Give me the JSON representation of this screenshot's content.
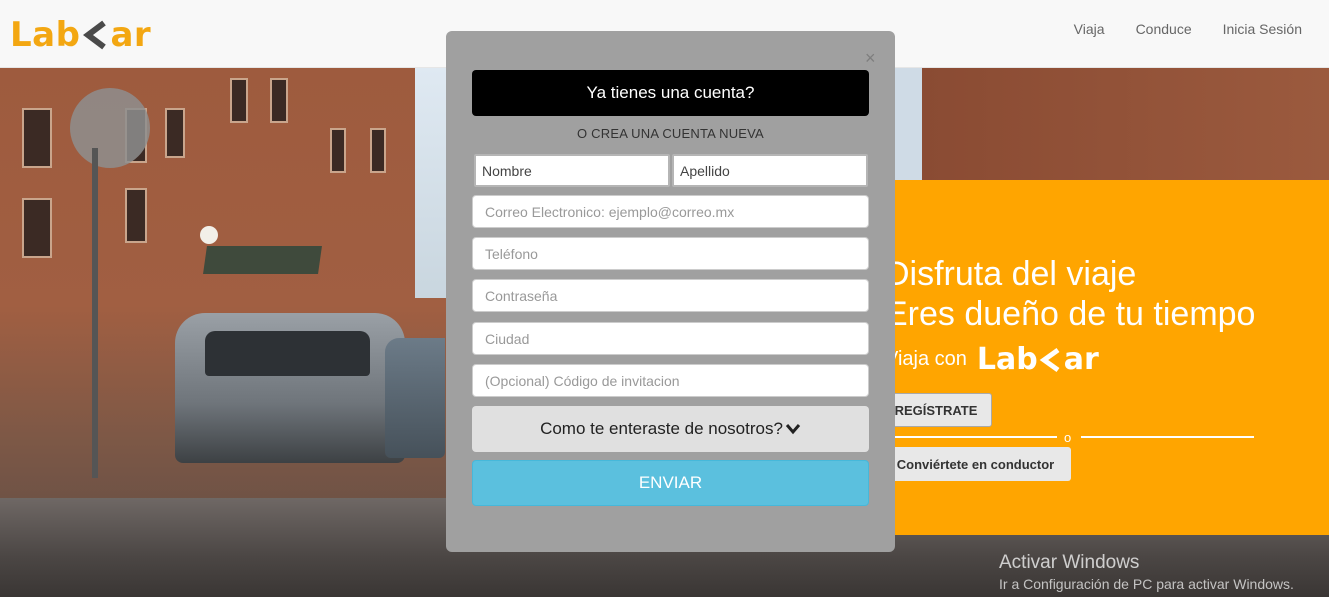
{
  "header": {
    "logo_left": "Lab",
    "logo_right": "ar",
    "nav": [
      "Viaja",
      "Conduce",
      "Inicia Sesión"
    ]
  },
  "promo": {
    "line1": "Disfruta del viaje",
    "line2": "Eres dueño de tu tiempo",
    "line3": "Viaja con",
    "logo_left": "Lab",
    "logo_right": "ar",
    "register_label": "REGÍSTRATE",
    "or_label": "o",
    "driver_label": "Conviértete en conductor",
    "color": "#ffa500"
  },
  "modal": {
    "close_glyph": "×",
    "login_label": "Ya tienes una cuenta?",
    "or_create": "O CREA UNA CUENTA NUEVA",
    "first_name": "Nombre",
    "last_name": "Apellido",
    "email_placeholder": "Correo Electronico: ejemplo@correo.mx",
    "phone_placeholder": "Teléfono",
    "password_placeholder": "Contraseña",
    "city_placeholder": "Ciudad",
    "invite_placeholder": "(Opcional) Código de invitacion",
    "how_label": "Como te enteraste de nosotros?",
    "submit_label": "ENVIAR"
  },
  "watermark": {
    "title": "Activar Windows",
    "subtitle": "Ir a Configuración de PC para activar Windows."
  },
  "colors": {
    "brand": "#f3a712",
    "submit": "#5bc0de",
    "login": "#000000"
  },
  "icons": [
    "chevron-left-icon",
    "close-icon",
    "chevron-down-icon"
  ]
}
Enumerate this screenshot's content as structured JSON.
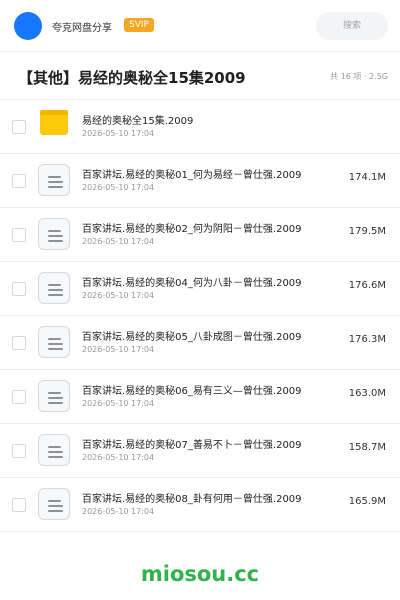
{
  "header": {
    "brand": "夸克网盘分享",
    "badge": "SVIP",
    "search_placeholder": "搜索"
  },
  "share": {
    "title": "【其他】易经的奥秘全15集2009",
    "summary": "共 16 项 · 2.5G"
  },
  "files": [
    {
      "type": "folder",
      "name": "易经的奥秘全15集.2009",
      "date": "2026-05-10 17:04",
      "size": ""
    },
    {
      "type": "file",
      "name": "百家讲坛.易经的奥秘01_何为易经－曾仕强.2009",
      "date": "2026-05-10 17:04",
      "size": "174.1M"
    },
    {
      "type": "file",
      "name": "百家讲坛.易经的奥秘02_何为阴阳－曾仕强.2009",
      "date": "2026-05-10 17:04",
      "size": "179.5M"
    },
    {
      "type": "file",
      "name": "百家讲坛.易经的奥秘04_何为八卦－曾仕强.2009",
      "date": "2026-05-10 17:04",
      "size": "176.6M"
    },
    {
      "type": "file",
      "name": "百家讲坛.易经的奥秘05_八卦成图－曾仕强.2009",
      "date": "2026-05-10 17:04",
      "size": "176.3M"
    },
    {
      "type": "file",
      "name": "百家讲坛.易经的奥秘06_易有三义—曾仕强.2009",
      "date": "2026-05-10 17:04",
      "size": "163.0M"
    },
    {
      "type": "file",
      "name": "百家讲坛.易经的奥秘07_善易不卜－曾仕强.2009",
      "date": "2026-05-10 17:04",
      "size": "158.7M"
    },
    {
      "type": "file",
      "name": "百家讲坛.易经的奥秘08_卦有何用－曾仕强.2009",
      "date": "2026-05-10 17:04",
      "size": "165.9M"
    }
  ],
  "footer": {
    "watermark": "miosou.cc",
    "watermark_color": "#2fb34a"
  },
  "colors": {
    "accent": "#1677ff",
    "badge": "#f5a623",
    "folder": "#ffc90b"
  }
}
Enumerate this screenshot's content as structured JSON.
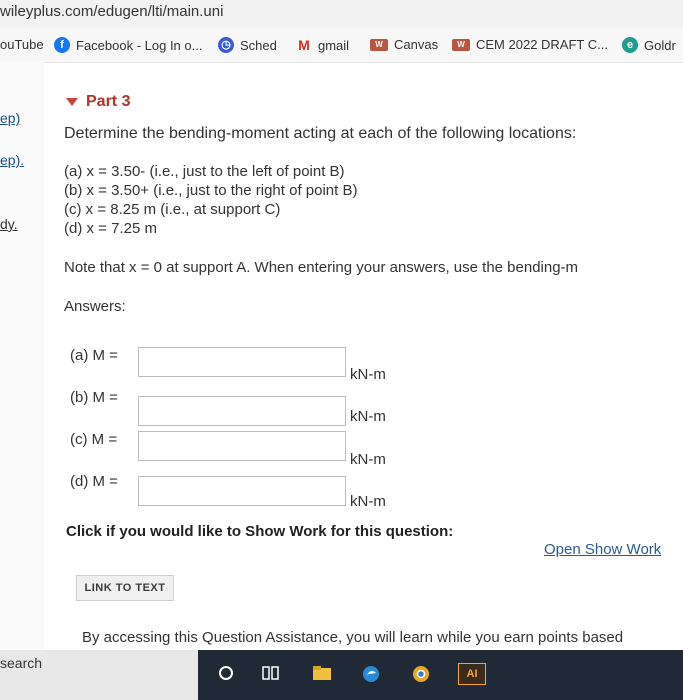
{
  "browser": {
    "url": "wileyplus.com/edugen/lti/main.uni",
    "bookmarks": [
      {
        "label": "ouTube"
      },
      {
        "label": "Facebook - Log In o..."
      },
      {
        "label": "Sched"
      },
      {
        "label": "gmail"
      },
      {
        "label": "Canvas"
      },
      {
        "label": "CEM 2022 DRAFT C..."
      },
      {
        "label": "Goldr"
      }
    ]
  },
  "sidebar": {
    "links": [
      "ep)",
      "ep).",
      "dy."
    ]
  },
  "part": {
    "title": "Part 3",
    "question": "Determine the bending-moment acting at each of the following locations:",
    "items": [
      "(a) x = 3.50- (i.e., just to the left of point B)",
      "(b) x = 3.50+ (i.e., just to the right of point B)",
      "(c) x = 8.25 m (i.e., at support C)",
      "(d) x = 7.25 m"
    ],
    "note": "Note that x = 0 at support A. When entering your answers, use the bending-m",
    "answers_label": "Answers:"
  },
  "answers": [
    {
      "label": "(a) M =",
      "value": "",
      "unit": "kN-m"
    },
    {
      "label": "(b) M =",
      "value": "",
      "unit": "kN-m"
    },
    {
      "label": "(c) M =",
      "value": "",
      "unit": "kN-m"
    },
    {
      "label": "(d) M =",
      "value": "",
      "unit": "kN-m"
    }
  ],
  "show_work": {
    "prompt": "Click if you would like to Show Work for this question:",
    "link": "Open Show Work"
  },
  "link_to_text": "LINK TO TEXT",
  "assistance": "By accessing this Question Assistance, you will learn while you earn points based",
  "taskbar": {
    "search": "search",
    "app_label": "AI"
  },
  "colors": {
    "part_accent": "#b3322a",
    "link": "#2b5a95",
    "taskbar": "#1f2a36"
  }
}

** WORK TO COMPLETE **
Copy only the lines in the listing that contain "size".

** EXERCISE ANSWER **
      "size": ""
      "size": "174.1M"
      "size": "179.5M"
      "size": "176.6M"
      "size": "176.3M"
      "size": "163.0M"
      "size": "158.7M"
      "size": "165.9M"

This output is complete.